Data items:
* * * * * * *
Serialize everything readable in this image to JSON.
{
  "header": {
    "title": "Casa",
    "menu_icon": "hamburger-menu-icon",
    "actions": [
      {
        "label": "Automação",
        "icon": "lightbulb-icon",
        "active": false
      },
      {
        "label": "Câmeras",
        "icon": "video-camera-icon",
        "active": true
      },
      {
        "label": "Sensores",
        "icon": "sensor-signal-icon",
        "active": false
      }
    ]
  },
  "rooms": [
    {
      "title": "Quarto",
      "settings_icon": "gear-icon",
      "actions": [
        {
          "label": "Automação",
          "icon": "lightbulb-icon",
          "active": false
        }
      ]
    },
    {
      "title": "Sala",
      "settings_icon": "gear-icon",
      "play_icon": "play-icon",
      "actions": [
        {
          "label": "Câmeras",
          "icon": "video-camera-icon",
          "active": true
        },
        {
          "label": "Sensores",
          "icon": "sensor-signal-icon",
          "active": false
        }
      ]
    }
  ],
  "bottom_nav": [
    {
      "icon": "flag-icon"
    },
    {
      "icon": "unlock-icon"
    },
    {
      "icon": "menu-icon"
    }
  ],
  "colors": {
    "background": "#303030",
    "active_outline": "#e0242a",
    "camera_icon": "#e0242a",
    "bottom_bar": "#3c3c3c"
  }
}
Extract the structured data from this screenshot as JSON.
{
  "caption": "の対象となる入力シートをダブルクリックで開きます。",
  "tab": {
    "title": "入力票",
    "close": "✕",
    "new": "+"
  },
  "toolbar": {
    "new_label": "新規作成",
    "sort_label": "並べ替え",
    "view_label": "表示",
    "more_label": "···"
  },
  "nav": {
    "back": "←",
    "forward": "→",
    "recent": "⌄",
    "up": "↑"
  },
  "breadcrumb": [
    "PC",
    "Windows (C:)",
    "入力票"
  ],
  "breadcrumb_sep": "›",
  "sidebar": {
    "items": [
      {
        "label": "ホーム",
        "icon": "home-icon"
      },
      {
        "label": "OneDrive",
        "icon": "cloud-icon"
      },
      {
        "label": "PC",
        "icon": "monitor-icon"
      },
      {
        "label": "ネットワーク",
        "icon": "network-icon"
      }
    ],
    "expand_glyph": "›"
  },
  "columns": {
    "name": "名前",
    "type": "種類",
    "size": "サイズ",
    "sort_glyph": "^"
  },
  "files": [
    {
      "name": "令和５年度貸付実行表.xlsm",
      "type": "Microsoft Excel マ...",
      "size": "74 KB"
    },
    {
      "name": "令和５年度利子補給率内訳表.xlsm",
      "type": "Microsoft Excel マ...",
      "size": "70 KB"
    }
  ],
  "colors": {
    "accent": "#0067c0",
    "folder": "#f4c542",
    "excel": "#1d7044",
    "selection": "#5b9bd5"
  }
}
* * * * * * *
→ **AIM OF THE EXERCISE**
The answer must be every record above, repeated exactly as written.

→ **YOUR SOLUTION**
Serialize everything readable in this image to JSON.
{
  "header": {
    "title": "Casa",
    "menu_icon": "hamburger-menu-icon",
    "actions": [
      {
        "label": "Automação",
        "icon": "lightbulb-icon",
        "active": false
      },
      {
        "label": "Câmeras",
        "icon": "video-camera-icon",
        "active": true
      },
      {
        "label": "Sensores",
        "icon": "sensor-signal-icon",
        "active": false
      }
    ]
  },
  "rooms": [
    {
      "title": "Quarto",
      "settings_icon": "gear-icon",
      "actions": [
        {
          "label": "Automação",
          "icon": "lightbulb-icon",
          "active": false
        }
      ]
    },
    {
      "title": "Sala",
      "settings_icon": "gear-icon",
      "play_icon": "play-icon",
      "actions": [
        {
          "label": "Câmeras",
          "icon": "video-camera-icon",
          "active": true
        },
        {
          "label": "Sensores",
          "icon": "sensor-signal-icon",
          "active": false
        }
      ]
    }
  ],
  "bottom_nav": [
    {
      "icon": "flag-icon"
    },
    {
      "icon": "unlock-icon"
    },
    {
      "icon": "menu-icon"
    }
  ],
  "colors": {
    "background": "#303030",
    "active_outline": "#e0242a",
    "camera_icon": "#e0242a",
    "bottom_bar": "#3c3c3c"
  }
}
Extract the structured data from this screenshot as JSON.
{
  "caption": "の対象となる入力シートをダブルクリックで開きます。",
  "tab": {
    "title": "入力票",
    "close": "✕",
    "new": "+"
  },
  "toolbar": {
    "new_label": "新規作成",
    "sort_label": "並べ替え",
    "view_label": "表示",
    "more_label": "···"
  },
  "nav": {
    "back": "←",
    "forward": "→",
    "recent": "⌄",
    "up": "↑"
  },
  "breadcrumb": [
    "PC",
    "Windows (C:)",
    "入力票"
  ],
  "breadcrumb_sep": "›",
  "sidebar": {
    "items": [
      {
        "label": "ホーム",
        "icon": "home-icon"
      },
      {
        "label": "OneDrive",
        "icon": "cloud-icon"
      },
      {
        "label": "PC",
        "icon": "monitor-icon"
      },
      {
        "label": "ネットワーク",
        "icon": "network-icon"
      }
    ],
    "expand_glyph": "›"
  },
  "columns": {
    "name": "名前",
    "type": "種類",
    "size": "サイズ",
    "sort_glyph": "^"
  },
  "files": [
    {
      "name": "令和５年度貸付実行表.xlsm",
      "type": "Microsoft Excel マ...",
      "size": "74 KB"
    },
    {
      "name": "令和５年度利子補給率内訳表.xlsm",
      "type": "Microsoft Excel マ...",
      "size": "70 KB"
    }
  ],
  "colors": {
    "accent": "#0067c0",
    "folder": "#f4c542",
    "excel": "#1d7044",
    "selection": "#5b9bd5"
  }
}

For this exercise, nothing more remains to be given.